In late May, the Obama campaign unveiled its latest innovation in the usage of social media: The Dashboard. The rollout was impressive and the tool itself was well-received. It is more proof, as if any more is needed, that Barack Obama is a master of the deployment of social media in political campaigns.
When I was asked to explain the Dashboard to MSNBC's Chris Jansing, I did so readily. I am normally a big fan of television as a medium to convey complex information quickly and powerfully; I am also no stranger to the pressures of on-air delivery. But I was a bit frustrated by the constraints of the venue, which may have limited what I could have said -- and more importantly, what I should have said -- about the campaign's latest leap forward in the social media wars.
How does it work? It's frightfully simple, really --as most ingenious things tend to be.
Let's start at the beginning: registration. All campaign volunteers are required to register online by giving and address and a ZIP code. On the next screen, they are asked to log in with an Obama campaign account. (If a volunteer does not yet have an account, this is a chance to create one.)
Once in the system, the volunteer can sign up for just about any activity, whether it is going door-to-door or working an event or even answering phones at the local headquarters. The Dashboard also tells the volunteer who else is working the campaign that day. ("Hey, Jill is working the phones with me today! Great!") This means that working on the campaign can becomes a truly collaborative and social endeavor, allowing the volunteer to invest emotion and energy with others. It strengthens the sense of community, of working toward a greater good, which is the real reason why people choose to work for free in a political campaign. Strength in numbers was never so easy to achieve.

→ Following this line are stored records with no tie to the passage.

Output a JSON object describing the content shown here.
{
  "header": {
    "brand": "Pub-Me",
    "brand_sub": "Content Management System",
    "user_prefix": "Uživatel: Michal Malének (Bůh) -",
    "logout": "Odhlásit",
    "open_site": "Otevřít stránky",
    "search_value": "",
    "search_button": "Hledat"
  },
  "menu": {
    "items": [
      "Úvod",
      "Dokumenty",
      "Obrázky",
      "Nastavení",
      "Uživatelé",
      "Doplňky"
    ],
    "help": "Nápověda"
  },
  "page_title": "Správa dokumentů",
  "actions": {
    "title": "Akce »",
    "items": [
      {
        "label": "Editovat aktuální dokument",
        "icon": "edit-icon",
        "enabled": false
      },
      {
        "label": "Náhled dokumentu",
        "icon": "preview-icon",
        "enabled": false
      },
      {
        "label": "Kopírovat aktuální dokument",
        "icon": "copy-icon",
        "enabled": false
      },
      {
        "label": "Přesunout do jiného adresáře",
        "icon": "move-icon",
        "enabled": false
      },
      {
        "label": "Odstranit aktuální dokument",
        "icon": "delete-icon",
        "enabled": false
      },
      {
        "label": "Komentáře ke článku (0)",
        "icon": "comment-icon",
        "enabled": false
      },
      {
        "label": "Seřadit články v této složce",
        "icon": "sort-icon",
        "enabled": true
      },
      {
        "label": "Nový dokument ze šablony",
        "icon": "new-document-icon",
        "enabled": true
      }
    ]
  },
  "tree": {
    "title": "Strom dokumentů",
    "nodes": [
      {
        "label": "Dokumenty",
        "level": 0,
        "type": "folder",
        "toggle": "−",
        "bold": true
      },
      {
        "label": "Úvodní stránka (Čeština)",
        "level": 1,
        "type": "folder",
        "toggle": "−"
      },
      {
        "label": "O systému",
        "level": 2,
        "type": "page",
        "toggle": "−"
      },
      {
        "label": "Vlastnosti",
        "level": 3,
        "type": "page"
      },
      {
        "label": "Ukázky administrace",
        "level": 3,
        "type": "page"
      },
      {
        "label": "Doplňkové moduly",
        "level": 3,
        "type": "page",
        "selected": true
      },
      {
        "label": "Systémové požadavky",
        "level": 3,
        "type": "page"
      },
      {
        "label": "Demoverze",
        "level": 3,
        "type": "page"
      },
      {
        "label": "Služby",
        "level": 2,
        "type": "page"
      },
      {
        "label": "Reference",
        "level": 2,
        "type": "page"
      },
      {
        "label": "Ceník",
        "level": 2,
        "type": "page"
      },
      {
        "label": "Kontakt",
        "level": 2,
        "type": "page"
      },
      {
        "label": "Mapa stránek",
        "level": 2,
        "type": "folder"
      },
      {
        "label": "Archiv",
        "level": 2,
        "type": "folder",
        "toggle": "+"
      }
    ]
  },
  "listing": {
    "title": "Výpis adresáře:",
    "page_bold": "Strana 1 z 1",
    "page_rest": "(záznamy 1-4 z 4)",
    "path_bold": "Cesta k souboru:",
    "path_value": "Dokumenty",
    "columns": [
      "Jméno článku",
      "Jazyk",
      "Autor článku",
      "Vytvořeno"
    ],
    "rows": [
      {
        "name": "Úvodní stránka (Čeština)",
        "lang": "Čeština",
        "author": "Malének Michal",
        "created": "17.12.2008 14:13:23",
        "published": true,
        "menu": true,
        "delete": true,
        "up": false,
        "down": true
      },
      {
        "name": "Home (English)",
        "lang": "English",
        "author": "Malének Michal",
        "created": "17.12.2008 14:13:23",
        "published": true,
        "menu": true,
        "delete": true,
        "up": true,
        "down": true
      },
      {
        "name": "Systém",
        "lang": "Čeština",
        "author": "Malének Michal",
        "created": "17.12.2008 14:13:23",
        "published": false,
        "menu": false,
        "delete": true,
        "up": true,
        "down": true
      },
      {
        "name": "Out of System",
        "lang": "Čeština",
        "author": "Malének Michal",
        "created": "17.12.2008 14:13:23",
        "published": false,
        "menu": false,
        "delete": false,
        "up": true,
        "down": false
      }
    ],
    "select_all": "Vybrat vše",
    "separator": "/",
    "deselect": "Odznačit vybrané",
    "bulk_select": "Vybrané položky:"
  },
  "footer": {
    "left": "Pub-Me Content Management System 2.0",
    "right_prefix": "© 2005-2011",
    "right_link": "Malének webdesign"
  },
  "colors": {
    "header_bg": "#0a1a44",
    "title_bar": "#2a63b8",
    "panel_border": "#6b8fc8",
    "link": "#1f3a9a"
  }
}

But here is the real reason why the Dashboard is a game-changer: It is equally useful and seamless as an activity tracking tool for the people who actually run the campaign -- from the ward captains all the way up to David Ploufe -- and can help them move volunteers into the activities where they are most needed.
Using a supervisor's version of the Dashboard, a campaign official can see that John Smith and his friend Jill are working the phones today -- right now, in fact. But what if there is a quickly-organized rally taking place in just a few hours, and the campaign needs volunteers to go door to door to drum up support? The ward captain can look at his dashboard, see that John and Jill are working today, and can also see how much experience they have in going door to door. Guess what? They are perfect for it! So by sending a text message, he can immediately ask John and Jill to change what they are doing, put on their walking shows and ring doorbells.
This is an example of how one tool can have many uses -- a church key for social media campaigns. It can be adapted for commercial and public relations activities as well. As it is constructed, the Dashboard allows real-time connection of interests and activities for volunteers, while enabling instantaneous pivots in personnel and activity for their supervisors with seamless execution. The Dashboard helps bridge the gap between online and offline activities as well. It is a formidable weapon.
Furthermore, I am not sure how the Republicans can respond to this. They will try, for sure, and it will be interesting to see what the Romney people can come up with. Whatever tool or procedure they may implement in reaction to the Dashboard, it may be too late for this election cycle -- which will make the next cycle four years from now even more intriguing.
Social Media Scorecard as it stands today:
Obama continues his domination of social media with more than 20x the Facebook likes and 30x the number of Twitter followers. Romney's Klout score has increased greatly, though, which is an indication that his social media platform has gotten busier, if not necessarily more populated.